Think of electricity like a water hose. Volts are your water pressure. Resistance is the dirt that’s gotten clogged in the hose. It will slow down pressure. So will holes in the hose that let water escape. Amps is the “oomph” you have at the end of the hose when all is said and done. There is a profound difference between the dribble of a clogged garden hose and the gush of a fire hose putting out a fire. The blast from a pressure washer has got to sting, but I’m not about to volunteer to try that out. Really, it doesn’t matter how much water is going in the hose. It’s about how much oomph is coming out.
That’s what Ohm’s law is about. You have power going into a wire. Maybe some dissipates into the air. Maybe there is some resistance, something getting in the way of the current like skin or hair. Maybe the wire is high quality and really lets that current flow strong. These impact the amount of amperage.
If you have all the information, the voltage, the way the product is made and the resistance, then you could do math calculations. That’s a bit tricky and presumes that the information is readily available.
Or, you can look it up.
How many amps hurt? Amperage, at this level is usually written in milliamps, or one thousandth of an amp. Researchers involved in pain research, often use shock to cause pain. For example, they shock subjects and measure how much pain the individual can handle. Then, they might give pain medications, re-shocking the individual to see if the drugs were effective. The following is a list of pain thresholds taken from a sampling of pain studies.
Painful would mean, “It hurts.” Threshold means, “The subject absolutely cannot take anymore.”
|Sensation||Level in Milliamps (mA)|
|Painful||0.15 – 2.0|
|Threshold (can’t take anymore) Study 1||0.5|
|Threshold (can’t take anymore) Study 2||0.90 – 7.35|
|Animal tail twitch studies||0.2 – 0.8|
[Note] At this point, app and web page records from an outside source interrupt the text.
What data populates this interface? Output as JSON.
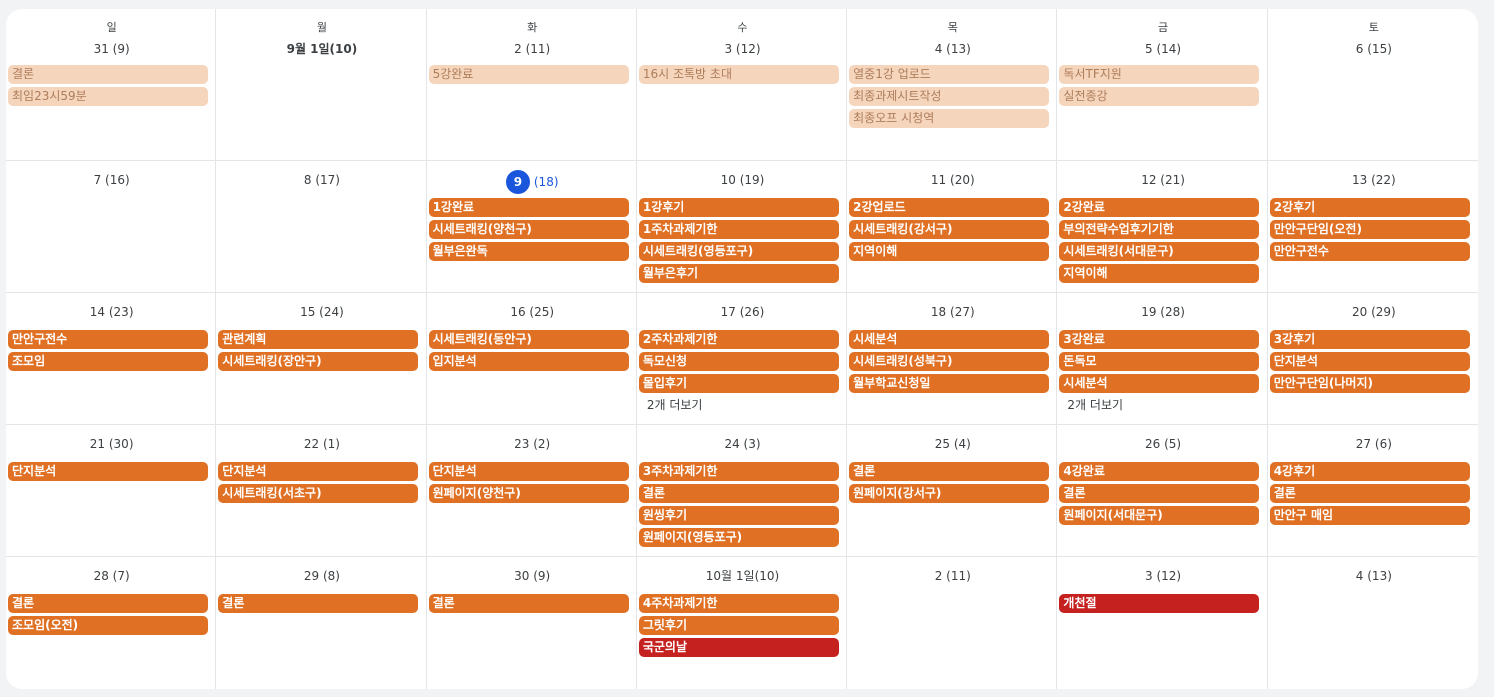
{
  "weekdays": [
    "일",
    "월",
    "화",
    "수",
    "목",
    "금",
    "토"
  ],
  "weeks": [
    [
      {
        "label": "31 (9)",
        "events": [
          {
            "t": "결론",
            "c": "past"
          },
          {
            "t": "최임23시59분",
            "c": "past"
          }
        ]
      },
      {
        "label": "9월 1일(10)",
        "bold": true,
        "events": []
      },
      {
        "label": "2  (11)",
        "events": [
          {
            "t": "5강완료",
            "c": "past"
          }
        ]
      },
      {
        "label": "3  (12)",
        "events": [
          {
            "t": "16시 조톡방 초대",
            "c": "past"
          }
        ]
      },
      {
        "label": "4  (13)",
        "events": [
          {
            "t": "열중1강 업로드",
            "c": "past"
          },
          {
            "t": "최종과제시트작성",
            "c": "past"
          },
          {
            "t": "최종오프 시청역",
            "c": "past"
          }
        ]
      },
      {
        "label": "5  (14)",
        "events": [
          {
            "t": "독서TF지원",
            "c": "past"
          },
          {
            "t": "실전종강",
            "c": "past"
          }
        ]
      },
      {
        "label": "6  (15)",
        "events": []
      }
    ],
    [
      {
        "label": "7  (16)",
        "events": []
      },
      {
        "label": "8  (17)",
        "events": []
      },
      {
        "today": true,
        "num": "9",
        "sub": "(18)",
        "events": [
          {
            "t": "1강완료",
            "c": "orange"
          },
          {
            "t": "시세트래킹(양천구)",
            "c": "orange"
          },
          {
            "t": "월부은완독",
            "c": "orange"
          }
        ]
      },
      {
        "label": "10  (19)",
        "events": [
          {
            "t": "1강후기",
            "c": "orange"
          },
          {
            "t": "1주차과제기한",
            "c": "orange"
          },
          {
            "t": "시세트래킹(영등포구)",
            "c": "orange"
          },
          {
            "t": "월부은후기",
            "c": "orange"
          }
        ]
      },
      {
        "label": "11  (20)",
        "events": [
          {
            "t": "2강업로드",
            "c": "orange"
          },
          {
            "t": "시세트래킹(강서구)",
            "c": "orange"
          },
          {
            "t": "지역이해",
            "c": "orange"
          }
        ]
      },
      {
        "label": "12  (21)",
        "events": [
          {
            "t": "2강완료",
            "c": "orange"
          },
          {
            "t": "부의전략수업후기기한",
            "c": "orange"
          },
          {
            "t": "시세트래킹(서대문구)",
            "c": "orange"
          },
          {
            "t": "지역이해",
            "c": "orange"
          }
        ]
      },
      {
        "label": "13  (22)",
        "events": [
          {
            "t": "2강후기",
            "c": "orange"
          },
          {
            "t": "만안구단임(오전)",
            "c": "orange"
          },
          {
            "t": "만안구전수",
            "c": "orange"
          }
        ]
      }
    ],
    [
      {
        "label": "14  (23)",
        "events": [
          {
            "t": "만안구전수",
            "c": "orange"
          },
          {
            "t": "조모임",
            "c": "orange"
          }
        ]
      },
      {
        "label": "15  (24)",
        "events": [
          {
            "t": "관련계획",
            "c": "orange"
          },
          {
            "t": "시세트래킹(장안구)",
            "c": "orange"
          }
        ]
      },
      {
        "label": "16  (25)",
        "events": [
          {
            "t": "시세트래킹(동안구)",
            "c": "orange"
          },
          {
            "t": "입지분석",
            "c": "orange"
          }
        ]
      },
      {
        "label": "17  (26)",
        "more": "2개 더보기",
        "events": [
          {
            "t": "2주차과제기한",
            "c": "orange"
          },
          {
            "t": "독모신청",
            "c": "orange"
          },
          {
            "t": "몰입후기",
            "c": "orange"
          }
        ]
      },
      {
        "label": "18  (27)",
        "events": [
          {
            "t": "시세분석",
            "c": "orange"
          },
          {
            "t": "시세트래킹(성북구)",
            "c": "orange"
          },
          {
            "t": "월부학교신청일",
            "c": "orange"
          }
        ]
      },
      {
        "label": "19  (28)",
        "more": "2개 더보기",
        "events": [
          {
            "t": "3강완료",
            "c": "orange"
          },
          {
            "t": "돈독모",
            "c": "orange"
          },
          {
            "t": "시세분석",
            "c": "orange"
          }
        ]
      },
      {
        "label": "20 (29)",
        "events": [
          {
            "t": "3강후기",
            "c": "orange"
          },
          {
            "t": "단지분석",
            "c": "orange"
          },
          {
            "t": "만안구단임(나머지)",
            "c": "orange"
          }
        ]
      }
    ],
    [
      {
        "label": "21 (30)",
        "events": [
          {
            "t": "단지분석",
            "c": "orange"
          }
        ]
      },
      {
        "label": "22 (1)",
        "events": [
          {
            "t": "단지분석",
            "c": "orange"
          },
          {
            "t": "시세트래킹(서초구)",
            "c": "orange"
          }
        ]
      },
      {
        "label": "23 (2)",
        "events": [
          {
            "t": "단지분석",
            "c": "orange"
          },
          {
            "t": "원페이지(양천구)",
            "c": "orange"
          }
        ]
      },
      {
        "label": "24 (3)",
        "events": [
          {
            "t": "3주차과제기한",
            "c": "orange"
          },
          {
            "t": "결론",
            "c": "orange"
          },
          {
            "t": "원씽후기",
            "c": "orange"
          },
          {
            "t": "원페이지(영등포구)",
            "c": "orange"
          }
        ]
      },
      {
        "label": "25 (4)",
        "events": [
          {
            "t": "결론",
            "c": "orange"
          },
          {
            "t": "원페이지(강서구)",
            "c": "orange"
          }
        ]
      },
      {
        "label": "26 (5)",
        "events": [
          {
            "t": "4강완료",
            "c": "orange"
          },
          {
            "t": "결론",
            "c": "orange"
          },
          {
            "t": "원페이지(서대문구)",
            "c": "orange"
          }
        ]
      },
      {
        "label": "27 (6)",
        "events": [
          {
            "t": "4강후기",
            "c": "orange"
          },
          {
            "t": "결론",
            "c": "orange"
          },
          {
            "t": "만안구 매임",
            "c": "orange"
          }
        ]
      }
    ],
    [
      {
        "label": "28 (7)",
        "events": [
          {
            "t": "결론",
            "c": "orange"
          },
          {
            "t": "조모임(오전)",
            "c": "orange"
          }
        ]
      },
      {
        "label": "29 (8)",
        "events": [
          {
            "t": "결론",
            "c": "orange"
          }
        ]
      },
      {
        "label": "30 (9)",
        "events": [
          {
            "t": "결론",
            "c": "orange"
          }
        ]
      },
      {
        "label": "10월 1일(10)",
        "events": [
          {
            "t": "4주차과제기한",
            "c": "orange"
          },
          {
            "t": "그릿후기",
            "c": "orange"
          },
          {
            "t": "국군의날",
            "c": "red"
          }
        ]
      },
      {
        "label": "2  (11)",
        "events": []
      },
      {
        "label": "3  (12)",
        "events": [
          {
            "t": "개천절",
            "c": "red"
          }
        ]
      },
      {
        "label": "4  (13)",
        "events": []
      }
    ]
  ],
  "colors": {
    "accent": "#1a56db",
    "event_orange": "#e07024",
    "event_past": "#f6d5bd",
    "holiday_red": "#c5221f"
  }
}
Why do we have pain thresholds for animals? Pain medications are tested on animals. So researchers need to know how much pain an animal will tolerate. These are tail twitch studies.
How many amps do shock collars deliver? It’s a tough number to find, but a few retailers and pro-shock education sites do offer numbers..
|Source||Level in Miliamps (mA)|
|Shalke Study||800 – 1250|
|Website sales site||20|
|Shock collar education site||7 to 40-80|
Shock collar proponents state that modern electronic training systems are gentler than older versions. Christiansen and Shalke are older studies. I’ll concede that point and remove them. How do shock collars stack up against the pain research numbers in a graph, using milliamps?
Do shock collars hurt? It’s a complex question.
Where amps are concerned, all I can do is work with the numbers that are publicly available. I can chart the numbers from pain studies. “This many amps hurt.” I can look up the number of amps in shock collars and chart them. Then I can look up other devices that are often compared to shock collars.
Let the numbers do the talking. Of course, I’m always open to more data. Heck, I’ll even wear one. But for now, these are the numbers. If 2 milliamps can pain during a study, then how can 7, 20, 40 or 80 feel like a tickle? What do the numbers say to you?
Update: June 11, 2013
Radio systems references the amps on “modern” training collars. It directs people to a study that claims that the collars run from 30 to 80 mA. These numbers are from a report, direct from the manufacturer. (Page 3) Another section of the same report, references 100 mA. As with all the other shock collar data, taken from a pro-shock reference.
Update: July 3, 2013
I welcome additional statistics, and have openly stated I would like to see data from the shock collar trainers and sales reps that have commented. Some said they were contacting the company directly. See below in the comments. Nothing yet and not surprised. Still open to getting the full range of amps on collars under a variety of conditions. Dry, wet, salt water.